Page and application data records
Segment Open

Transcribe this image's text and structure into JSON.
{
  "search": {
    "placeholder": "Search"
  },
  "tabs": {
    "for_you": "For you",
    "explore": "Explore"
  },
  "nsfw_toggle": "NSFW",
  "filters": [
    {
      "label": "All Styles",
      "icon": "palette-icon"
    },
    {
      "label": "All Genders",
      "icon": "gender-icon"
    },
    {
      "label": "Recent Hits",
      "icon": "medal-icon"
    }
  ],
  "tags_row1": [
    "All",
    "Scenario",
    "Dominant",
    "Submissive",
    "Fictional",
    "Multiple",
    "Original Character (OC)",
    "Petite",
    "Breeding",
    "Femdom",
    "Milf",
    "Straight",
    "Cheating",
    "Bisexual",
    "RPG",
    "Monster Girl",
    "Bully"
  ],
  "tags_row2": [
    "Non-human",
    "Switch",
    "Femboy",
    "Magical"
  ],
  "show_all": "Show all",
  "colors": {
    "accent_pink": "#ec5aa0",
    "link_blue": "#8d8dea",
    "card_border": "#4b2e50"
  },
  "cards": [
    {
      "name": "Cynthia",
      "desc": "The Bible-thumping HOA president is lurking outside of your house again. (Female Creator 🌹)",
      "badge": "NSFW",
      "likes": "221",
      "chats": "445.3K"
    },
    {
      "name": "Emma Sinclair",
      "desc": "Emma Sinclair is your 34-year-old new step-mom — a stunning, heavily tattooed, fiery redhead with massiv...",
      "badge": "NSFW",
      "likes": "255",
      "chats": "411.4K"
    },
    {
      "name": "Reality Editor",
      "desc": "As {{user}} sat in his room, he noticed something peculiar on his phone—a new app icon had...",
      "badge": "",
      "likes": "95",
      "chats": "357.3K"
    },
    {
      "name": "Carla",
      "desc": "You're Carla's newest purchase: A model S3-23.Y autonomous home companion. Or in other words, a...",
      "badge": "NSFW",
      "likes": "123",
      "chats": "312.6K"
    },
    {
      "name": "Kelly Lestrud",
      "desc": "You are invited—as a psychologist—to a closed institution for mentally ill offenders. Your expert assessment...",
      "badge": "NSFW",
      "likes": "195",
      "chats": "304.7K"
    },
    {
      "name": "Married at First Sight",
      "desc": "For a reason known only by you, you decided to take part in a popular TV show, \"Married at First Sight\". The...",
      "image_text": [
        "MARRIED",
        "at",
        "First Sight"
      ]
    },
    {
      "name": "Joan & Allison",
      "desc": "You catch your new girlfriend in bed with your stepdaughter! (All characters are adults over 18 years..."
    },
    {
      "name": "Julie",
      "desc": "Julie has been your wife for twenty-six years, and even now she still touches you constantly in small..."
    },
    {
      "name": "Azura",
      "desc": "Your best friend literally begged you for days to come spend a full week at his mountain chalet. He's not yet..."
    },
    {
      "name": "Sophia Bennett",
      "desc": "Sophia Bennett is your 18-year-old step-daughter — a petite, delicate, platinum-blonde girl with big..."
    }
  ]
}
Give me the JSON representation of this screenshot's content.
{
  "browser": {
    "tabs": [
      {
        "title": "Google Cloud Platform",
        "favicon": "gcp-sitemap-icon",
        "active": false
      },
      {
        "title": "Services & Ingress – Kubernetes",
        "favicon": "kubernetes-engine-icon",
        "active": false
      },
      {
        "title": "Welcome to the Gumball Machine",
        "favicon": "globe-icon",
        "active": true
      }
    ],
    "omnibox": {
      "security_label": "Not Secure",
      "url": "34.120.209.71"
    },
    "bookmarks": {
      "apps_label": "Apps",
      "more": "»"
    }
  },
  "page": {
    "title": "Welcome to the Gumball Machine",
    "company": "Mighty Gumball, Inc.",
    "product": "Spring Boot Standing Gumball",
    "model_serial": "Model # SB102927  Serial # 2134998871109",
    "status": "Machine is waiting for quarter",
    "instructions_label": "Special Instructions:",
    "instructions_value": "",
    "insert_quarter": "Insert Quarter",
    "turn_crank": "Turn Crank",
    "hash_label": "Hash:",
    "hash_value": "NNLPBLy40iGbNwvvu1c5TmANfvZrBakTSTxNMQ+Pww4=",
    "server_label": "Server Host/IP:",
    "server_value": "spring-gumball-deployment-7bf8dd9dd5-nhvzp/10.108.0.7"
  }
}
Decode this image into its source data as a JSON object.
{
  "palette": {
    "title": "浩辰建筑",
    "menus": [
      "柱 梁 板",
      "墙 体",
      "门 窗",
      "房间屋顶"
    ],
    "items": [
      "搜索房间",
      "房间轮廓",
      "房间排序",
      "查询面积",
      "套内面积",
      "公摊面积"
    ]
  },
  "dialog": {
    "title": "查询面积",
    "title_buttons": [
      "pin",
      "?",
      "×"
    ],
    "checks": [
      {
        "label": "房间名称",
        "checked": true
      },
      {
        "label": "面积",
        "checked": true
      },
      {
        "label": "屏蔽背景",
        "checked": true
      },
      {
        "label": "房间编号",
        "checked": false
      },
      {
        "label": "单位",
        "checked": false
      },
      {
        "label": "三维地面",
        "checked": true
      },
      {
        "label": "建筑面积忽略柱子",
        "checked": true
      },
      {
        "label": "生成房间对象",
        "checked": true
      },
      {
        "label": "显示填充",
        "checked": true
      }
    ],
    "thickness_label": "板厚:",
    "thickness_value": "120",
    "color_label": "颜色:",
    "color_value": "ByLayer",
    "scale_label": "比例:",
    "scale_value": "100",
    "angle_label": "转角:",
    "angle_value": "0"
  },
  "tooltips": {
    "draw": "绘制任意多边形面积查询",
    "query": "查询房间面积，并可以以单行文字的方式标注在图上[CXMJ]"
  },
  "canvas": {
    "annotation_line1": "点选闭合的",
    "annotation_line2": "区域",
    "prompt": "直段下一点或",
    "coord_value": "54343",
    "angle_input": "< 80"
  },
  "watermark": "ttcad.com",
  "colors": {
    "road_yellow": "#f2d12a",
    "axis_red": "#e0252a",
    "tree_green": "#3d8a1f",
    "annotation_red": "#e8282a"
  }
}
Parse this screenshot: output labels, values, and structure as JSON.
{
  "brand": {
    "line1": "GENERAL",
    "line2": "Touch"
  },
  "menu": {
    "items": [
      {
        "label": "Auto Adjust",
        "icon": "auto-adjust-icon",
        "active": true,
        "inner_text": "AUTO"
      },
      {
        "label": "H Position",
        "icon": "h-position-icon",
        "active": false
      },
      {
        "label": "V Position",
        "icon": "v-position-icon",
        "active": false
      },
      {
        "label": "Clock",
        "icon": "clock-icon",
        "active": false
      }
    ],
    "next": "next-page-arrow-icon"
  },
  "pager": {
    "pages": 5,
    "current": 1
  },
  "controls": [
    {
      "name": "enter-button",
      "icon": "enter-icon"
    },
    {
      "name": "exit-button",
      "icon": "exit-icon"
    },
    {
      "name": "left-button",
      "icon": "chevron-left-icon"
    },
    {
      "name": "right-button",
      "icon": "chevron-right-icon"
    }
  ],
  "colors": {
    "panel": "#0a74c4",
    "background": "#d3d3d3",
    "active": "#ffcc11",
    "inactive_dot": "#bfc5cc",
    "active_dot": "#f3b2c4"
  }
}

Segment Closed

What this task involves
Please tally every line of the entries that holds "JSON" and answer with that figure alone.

Written response
4